• What is expected: Exactly as written, set down every entry once more.

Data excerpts
((
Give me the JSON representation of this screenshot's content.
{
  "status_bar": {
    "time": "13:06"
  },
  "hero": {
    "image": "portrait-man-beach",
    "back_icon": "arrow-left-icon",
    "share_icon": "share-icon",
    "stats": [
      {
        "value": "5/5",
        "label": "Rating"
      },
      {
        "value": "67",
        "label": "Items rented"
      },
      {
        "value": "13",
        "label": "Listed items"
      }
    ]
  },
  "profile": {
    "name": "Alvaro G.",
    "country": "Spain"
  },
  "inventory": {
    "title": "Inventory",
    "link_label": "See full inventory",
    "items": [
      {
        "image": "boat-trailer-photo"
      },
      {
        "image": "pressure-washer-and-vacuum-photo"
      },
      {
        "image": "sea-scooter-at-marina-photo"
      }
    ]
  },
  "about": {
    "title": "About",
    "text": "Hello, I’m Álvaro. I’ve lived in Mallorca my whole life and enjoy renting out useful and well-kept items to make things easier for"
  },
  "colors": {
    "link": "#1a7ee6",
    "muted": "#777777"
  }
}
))
• Response:
Give me the JSON representation of this screenshot's content.
{
  "status_bar": {
    "time": "13:06"
  },
  "hero": {
    "image": "portrait-man-beach",
    "back_icon": "arrow-left-icon",
    "share_icon": "share-icon",
    "stats": [
      {
        "value": "5/5",
        "label": "Rating"
      },
      {
        "value": "67",
        "label": "Items rented"
      },
      {
        "value": "13",
        "label": "Listed items"
      }
    ]
  },
  "profile": {
    "name": "Alvaro G.",
    "country": "Spain"
  },
  "inventory": {
    "title": "Inventory",
    "link_label": "See full inventory",
    "items": [
      {
        "image": "boat-trailer-photo"
      },
      {
        "image": "pressure-washer-and-vacuum-photo"
      },
      {
        "image": "sea-scooter-at-marina-photo"
      }
    ]
  },
  "about": {
    "title": "About",
    "text": "Hello, I’m Álvaro. I’ve lived in Mallorca my whole life and enjoy renting out useful and well-kept items to make things easier for"
  },
  "colors": {
    "link": "#1a7ee6",
    "muted": "#777777"
  }
}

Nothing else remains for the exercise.